Start of INFORMATION SUPPLIED

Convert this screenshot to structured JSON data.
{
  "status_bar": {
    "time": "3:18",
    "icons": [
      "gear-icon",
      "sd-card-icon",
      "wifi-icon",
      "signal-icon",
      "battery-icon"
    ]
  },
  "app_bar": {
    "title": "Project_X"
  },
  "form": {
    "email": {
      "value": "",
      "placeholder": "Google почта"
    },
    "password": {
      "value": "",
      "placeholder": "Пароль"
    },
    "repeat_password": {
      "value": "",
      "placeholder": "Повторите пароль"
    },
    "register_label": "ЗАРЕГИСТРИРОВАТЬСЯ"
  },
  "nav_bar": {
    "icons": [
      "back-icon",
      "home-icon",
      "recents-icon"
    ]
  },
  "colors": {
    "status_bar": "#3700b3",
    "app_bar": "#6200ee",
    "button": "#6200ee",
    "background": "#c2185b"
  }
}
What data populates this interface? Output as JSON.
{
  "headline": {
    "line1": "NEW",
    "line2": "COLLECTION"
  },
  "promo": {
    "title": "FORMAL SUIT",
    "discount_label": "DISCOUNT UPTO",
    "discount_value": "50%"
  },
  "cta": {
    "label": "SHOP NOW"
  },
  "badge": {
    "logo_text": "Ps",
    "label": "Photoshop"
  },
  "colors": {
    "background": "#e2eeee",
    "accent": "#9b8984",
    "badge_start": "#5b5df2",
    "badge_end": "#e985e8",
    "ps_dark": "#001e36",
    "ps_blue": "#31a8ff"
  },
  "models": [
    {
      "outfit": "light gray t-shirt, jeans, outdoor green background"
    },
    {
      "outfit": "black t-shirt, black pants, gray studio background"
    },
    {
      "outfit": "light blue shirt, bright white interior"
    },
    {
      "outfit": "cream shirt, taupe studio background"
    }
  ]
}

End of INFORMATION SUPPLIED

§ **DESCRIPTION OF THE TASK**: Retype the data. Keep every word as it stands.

§ **EXERCISE SOLUTION**:
Convert this screenshot to structured JSON data.
{
  "status_bar": {
    "time": "3:18",
    "icons": [
      "gear-icon",
      "sd-card-icon",
      "wifi-icon",
      "signal-icon",
      "battery-icon"
    ]
  },
  "app_bar": {
    "title": "Project_X"
  },
  "form": {
    "email": {
      "value": "",
      "placeholder": "Google почта"
    },
    "password": {
      "value": "",
      "placeholder": "Пароль"
    },
    "repeat_password": {
      "value": "",
      "placeholder": "Повторите пароль"
    },
    "register_label": "ЗАРЕГИСТРИРОВАТЬСЯ"
  },
  "nav_bar": {
    "icons": [
      "back-icon",
      "home-icon",
      "recents-icon"
    ]
  },
  "colors": {
    "status_bar": "#3700b3",
    "app_bar": "#6200ee",
    "button": "#6200ee",
    "background": "#c2185b"
  }
}
What data populates this interface? Output as JSON.
{
  "headline": {
    "line1": "NEW",
    "line2": "COLLECTION"
  },
  "promo": {
    "title": "FORMAL SUIT",
    "discount_label": "DISCOUNT UPTO",
    "discount_value": "50%"
  },
  "cta": {
    "label": "SHOP NOW"
  },
  "badge": {
    "logo_text": "Ps",
    "label": "Photoshop"
  },
  "colors": {
    "background": "#e2eeee",
    "accent": "#9b8984",
    "badge_start": "#5b5df2",
    "badge_end": "#e985e8",
    "ps_dark": "#001e36",
    "ps_blue": "#31a8ff"
  },
  "models": [
    {
      "outfit": "light gray t-shirt, jeans, outdoor green background"
    },
    {
      "outfit": "black t-shirt, black pants, gray studio background"
    },
    {
      "outfit": "light blue shirt, bright white interior"
    },
    {
      "outfit": "cream shirt, taupe studio background"
    }
  ]
}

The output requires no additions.